Wherever "switch" appears in a line of the listing, report that line.

> [Input]:
....................
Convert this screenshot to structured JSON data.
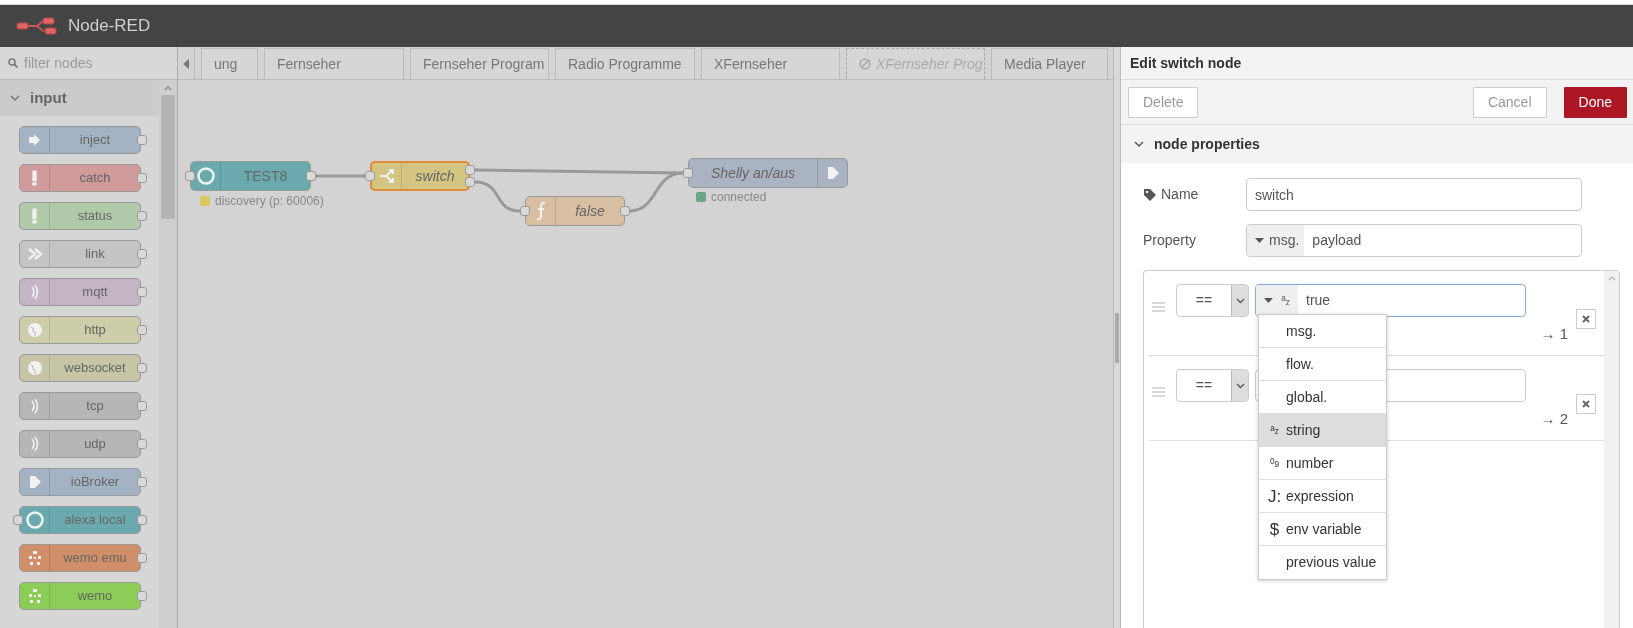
{
  "header": {
    "title": "Node-RED"
  },
  "palette": {
    "filter": {
      "placeholder": "filter nodes"
    },
    "category": {
      "label": "input",
      "expanded": true
    },
    "nodes": [
      {
        "label": "inject",
        "color": "#a3b3c3",
        "kind": "inject",
        "has_input": false
      },
      {
        "label": "catch",
        "color": "#d29b9b",
        "kind": "alert",
        "has_input": false
      },
      {
        "label": "status",
        "color": "#b0c9a9",
        "kind": "alert",
        "has_input": false
      },
      {
        "label": "link",
        "color": "#c4c4c4",
        "kind": "link",
        "has_input": false
      },
      {
        "label": "mqtt",
        "color": "#c4b5c5",
        "kind": "wave",
        "has_input": false
      },
      {
        "label": "http",
        "color": "#cdcda9",
        "kind": "globe",
        "has_input": false
      },
      {
        "label": "websocket",
        "color": "#c6c5a5",
        "kind": "globe",
        "has_input": false
      },
      {
        "label": "tcp",
        "color": "#b6b6b6",
        "kind": "wave",
        "has_input": false
      },
      {
        "label": "udp",
        "color": "#b6b6b6",
        "kind": "wave",
        "has_input": false
      },
      {
        "label": "ioBroker",
        "color": "#a3b3c3",
        "kind": "arrow",
        "has_input": false
      },
      {
        "label": "alexa local",
        "color": "#6aaaae",
        "kind": "ring",
        "has_input": true
      },
      {
        "label": "wemo emu",
        "color": "#d08f68",
        "kind": "dots",
        "has_input": false
      },
      {
        "label": "wemo",
        "color": "#8ccd57",
        "kind": "dots",
        "has_input": false
      }
    ]
  },
  "tabs": [
    {
      "label": "ung",
      "disabled": false
    },
    {
      "label": "Fernseher",
      "disabled": false
    },
    {
      "label": "Fernseher Program",
      "disabled": false
    },
    {
      "label": "Radio Programme",
      "disabled": false
    },
    {
      "label": "XFernseher",
      "disabled": false
    },
    {
      "label": "XFernseher Prog",
      "disabled": true
    },
    {
      "label": "Media Player",
      "disabled": false
    }
  ],
  "flow": {
    "nodes": [
      {
        "label": "TEST8",
        "kind": "ring",
        "color": "#6aaaae",
        "italic": false,
        "selected": false,
        "status": {
          "text": "discovery (p: 60006)",
          "color": "#d8c95a"
        }
      },
      {
        "label": "switch",
        "kind": "switch",
        "color": "#d4c680",
        "italic": true,
        "selected": true
      },
      {
        "label": "false",
        "kind": "function",
        "color": "#d9bfa2",
        "italic": true,
        "selected": false
      },
      {
        "label": "Shelly an/aus",
        "kind": "output",
        "color": "#a9b3c1",
        "italic": true,
        "selected": false,
        "status": {
          "text": "connected",
          "color": "#6aa58c"
        }
      }
    ]
  },
  "editor": {
    "title": "Edit switch node",
    "buttons": [
      {
        "label": "Delete",
        "kind": "plain"
      },
      {
        "label": "Cancel",
        "kind": "plain"
      },
      {
        "label": "Done",
        "kind": "primary"
      }
    ],
    "section": {
      "label": "node properties",
      "expanded": true
    },
    "fields": [
      {
        "label": "Name",
        "kind": "text",
        "value": "switch"
      },
      {
        "label": "Property",
        "kind": "typed",
        "type": "msg.",
        "value": "payload"
      }
    ],
    "rules": [
      {
        "operator": "==",
        "type_icon": "$^{a}$$_{z}$",
        "value": "true",
        "focused": true,
        "output": "→ 1"
      },
      {
        "operator": "==",
        "focused": false,
        "output": "→ 2"
      }
    ],
    "type_menu": [
      {
        "label": "msg.",
        "selected": false
      },
      {
        "label": "flow.",
        "selected": false
      },
      {
        "label": "global.",
        "selected": false
      },
      {
        "label": "string",
        "icon": "$^{a}$$_{z}$",
        "selected": true
      },
      {
        "label": "number",
        "icon": "$^{0}$$_{9}$",
        "selected": false
      },
      {
        "label": "expression",
        "icon": "J:",
        "selected": false
      },
      {
        "label": "env variable",
        "icon": "$",
        "selected": false
      },
      {
        "label": "previous value",
        "selected": false
      }
    ]
  }
}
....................
> [Exercise output]:
        "label": "switch",
        "kind": "switch",
    "title": "Edit switch node",
        "value": "switch"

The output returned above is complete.